Rod Serling’s classic television series The Twilight Zone was often praised for airing episodes that were written, ‘straight from the headlines’ and “Formula for Hate” seems no different. It’s no coincidence that Todd plays basketball like Magic Johnson, and during the final game the commentator refers to one of the players as “Johnson”. Blogger Taylor Cole Miller noted in 2014 that the show even contains homoerotic subtext saying, “While most viewers may have breezed past the conversation Andrews has with his doctor (suggesting he contracted the virus through a blood transfusion), it’s important to note that the episode never confirms this and still allows for an explicitly-queer reading. It alludes several times to an unusually-close friendship between Andrews and his friend Jeff, and a potential physical relationship between them in a way, I would argue, enables the show to show male-male casual contact (returned to again in the epilogue) without enforcing an anti-gay stance, to thus be aware of and sensitive to its gay viewers, and to avoid alienating any of its potentially proto-gay fans, myself included.” The line Miller is referring to is at the beginning of the episode when Jeff says to Todd, “thanks for bailing me Todd, next week we’re gonna do it!”, which is not unlike the hidden homoerotic subtext of A Nightmare on Elm Street 2: Freddy’s Revenge (“Something is trying to get inside my body.”, “Yeah, and she’s female, and she’s waiting for you in the cabana. And you wanna sleep with me.”).
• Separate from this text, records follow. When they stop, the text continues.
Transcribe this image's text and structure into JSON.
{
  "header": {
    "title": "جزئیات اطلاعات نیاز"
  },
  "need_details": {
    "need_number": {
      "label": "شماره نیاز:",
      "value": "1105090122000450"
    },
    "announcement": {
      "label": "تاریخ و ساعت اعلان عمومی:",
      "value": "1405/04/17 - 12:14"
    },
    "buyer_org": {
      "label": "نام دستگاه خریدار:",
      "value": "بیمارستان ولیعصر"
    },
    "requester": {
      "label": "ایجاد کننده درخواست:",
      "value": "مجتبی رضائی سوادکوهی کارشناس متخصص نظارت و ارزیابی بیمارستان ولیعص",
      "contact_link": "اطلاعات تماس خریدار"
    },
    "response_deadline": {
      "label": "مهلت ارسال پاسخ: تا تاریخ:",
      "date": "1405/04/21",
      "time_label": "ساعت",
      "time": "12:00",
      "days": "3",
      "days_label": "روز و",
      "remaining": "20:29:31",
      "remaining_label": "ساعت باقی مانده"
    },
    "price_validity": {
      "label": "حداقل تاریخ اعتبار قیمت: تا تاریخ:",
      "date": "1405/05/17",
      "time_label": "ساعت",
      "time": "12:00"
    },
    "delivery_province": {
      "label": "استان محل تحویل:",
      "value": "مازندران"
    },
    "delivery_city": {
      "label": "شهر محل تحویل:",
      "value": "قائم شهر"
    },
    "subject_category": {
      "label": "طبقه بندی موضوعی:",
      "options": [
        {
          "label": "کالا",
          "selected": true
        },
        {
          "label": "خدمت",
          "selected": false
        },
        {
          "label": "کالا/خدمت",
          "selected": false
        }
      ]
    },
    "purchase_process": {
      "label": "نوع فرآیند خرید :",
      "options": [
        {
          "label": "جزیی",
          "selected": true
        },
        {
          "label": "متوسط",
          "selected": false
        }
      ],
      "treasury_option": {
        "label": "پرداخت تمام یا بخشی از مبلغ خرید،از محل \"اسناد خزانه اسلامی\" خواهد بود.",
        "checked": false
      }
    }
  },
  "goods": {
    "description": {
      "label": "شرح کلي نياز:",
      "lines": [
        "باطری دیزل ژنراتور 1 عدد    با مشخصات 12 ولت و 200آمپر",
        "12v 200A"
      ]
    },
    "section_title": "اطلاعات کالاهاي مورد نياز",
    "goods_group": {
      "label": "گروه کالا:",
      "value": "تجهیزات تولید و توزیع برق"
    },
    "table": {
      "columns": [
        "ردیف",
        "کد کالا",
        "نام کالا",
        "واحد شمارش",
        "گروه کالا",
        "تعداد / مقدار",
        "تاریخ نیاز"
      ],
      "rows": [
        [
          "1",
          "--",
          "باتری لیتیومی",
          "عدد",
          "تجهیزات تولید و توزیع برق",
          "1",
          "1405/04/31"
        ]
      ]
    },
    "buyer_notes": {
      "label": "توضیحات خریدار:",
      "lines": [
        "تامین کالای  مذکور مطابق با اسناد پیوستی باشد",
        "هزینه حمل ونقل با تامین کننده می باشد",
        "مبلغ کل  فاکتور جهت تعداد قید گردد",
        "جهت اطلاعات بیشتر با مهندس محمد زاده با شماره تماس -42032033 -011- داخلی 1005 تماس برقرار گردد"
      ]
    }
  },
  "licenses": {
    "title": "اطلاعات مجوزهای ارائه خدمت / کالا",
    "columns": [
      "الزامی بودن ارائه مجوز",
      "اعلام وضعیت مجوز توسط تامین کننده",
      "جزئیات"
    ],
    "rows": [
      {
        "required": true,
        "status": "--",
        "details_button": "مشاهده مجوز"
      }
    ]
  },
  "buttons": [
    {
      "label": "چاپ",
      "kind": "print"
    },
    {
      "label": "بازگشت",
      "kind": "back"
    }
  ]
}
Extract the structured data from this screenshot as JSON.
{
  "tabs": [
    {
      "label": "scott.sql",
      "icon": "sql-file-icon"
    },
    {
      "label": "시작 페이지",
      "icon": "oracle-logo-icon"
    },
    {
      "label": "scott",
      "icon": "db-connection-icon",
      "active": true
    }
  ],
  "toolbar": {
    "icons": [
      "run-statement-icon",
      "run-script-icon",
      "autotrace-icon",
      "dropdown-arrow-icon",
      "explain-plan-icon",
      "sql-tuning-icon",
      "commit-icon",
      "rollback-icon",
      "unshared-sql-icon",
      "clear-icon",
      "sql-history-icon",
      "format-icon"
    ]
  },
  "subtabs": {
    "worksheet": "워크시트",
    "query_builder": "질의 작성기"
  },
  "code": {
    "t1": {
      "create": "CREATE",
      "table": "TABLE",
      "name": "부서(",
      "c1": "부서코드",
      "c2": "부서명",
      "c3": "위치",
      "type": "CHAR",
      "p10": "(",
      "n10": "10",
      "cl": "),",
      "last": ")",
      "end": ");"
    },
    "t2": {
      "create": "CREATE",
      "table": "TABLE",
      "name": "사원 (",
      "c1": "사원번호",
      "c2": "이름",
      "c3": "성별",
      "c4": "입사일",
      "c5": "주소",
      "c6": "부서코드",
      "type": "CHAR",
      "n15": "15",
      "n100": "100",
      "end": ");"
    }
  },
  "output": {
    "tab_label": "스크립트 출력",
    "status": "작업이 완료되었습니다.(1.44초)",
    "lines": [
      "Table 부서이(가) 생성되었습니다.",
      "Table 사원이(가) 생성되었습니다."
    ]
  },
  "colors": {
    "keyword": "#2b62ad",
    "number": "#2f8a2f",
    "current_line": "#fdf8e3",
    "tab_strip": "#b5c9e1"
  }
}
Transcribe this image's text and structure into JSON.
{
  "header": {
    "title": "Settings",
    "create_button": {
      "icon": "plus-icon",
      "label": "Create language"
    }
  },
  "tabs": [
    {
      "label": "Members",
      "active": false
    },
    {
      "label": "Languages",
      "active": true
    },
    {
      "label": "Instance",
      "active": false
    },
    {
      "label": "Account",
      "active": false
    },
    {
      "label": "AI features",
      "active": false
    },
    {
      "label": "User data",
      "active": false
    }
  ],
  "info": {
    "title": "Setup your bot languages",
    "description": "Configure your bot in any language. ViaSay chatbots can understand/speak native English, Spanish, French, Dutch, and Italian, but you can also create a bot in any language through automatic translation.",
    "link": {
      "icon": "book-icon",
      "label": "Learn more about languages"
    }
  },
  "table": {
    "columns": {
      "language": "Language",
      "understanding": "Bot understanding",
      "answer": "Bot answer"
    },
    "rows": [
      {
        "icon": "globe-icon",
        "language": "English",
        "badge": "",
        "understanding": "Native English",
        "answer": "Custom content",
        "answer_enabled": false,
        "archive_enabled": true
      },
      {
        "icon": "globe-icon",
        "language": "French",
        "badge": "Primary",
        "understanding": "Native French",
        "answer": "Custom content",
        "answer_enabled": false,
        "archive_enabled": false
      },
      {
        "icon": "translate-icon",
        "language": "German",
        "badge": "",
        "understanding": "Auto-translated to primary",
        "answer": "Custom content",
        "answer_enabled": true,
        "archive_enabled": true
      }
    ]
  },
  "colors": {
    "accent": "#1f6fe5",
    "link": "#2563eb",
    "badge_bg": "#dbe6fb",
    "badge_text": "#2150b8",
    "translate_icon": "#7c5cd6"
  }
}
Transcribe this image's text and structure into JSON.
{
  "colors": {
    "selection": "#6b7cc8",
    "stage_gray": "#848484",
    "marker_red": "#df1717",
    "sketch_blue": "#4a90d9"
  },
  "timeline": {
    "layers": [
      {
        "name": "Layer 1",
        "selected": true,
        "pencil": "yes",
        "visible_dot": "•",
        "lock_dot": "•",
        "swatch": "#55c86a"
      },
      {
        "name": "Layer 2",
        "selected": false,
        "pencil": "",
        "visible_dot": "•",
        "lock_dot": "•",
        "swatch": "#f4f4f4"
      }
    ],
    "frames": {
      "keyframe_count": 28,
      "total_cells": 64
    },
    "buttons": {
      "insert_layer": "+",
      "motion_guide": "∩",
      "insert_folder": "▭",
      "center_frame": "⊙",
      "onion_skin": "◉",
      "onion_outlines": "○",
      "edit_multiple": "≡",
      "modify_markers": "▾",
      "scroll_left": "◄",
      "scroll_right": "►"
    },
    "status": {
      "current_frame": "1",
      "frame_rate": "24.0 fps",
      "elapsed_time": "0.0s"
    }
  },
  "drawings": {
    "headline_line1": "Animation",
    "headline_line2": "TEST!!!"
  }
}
“Formula for Hate” was a very brave episode to air at a time of uncertainty in America, and Captain Planet and the Planeteers should be praised for that. The deaths of Ryan White and the hatred surrounding his final few years were still fresh in the mind, and news stories about other children contracting HIV and AIDS were still in the news. Looking back at Captain Planet and the Planeteers, it’s easy to point out what a hokey and heavy-handed show it was, but episodes like “Formula for Hate” show that it wasn’t afraid to push the boundaries, even if it meant parents telling their children not to watch the show anymore – which I’m sure happened.
Luke Owen is the Deputy Editor of Flickering Myth and the co-host of The Flickering Myth Podcast and Scooperhero News. You can follow him on Twitter @ThisisLukeOwen and read his weekly feature The Week in Star Wars.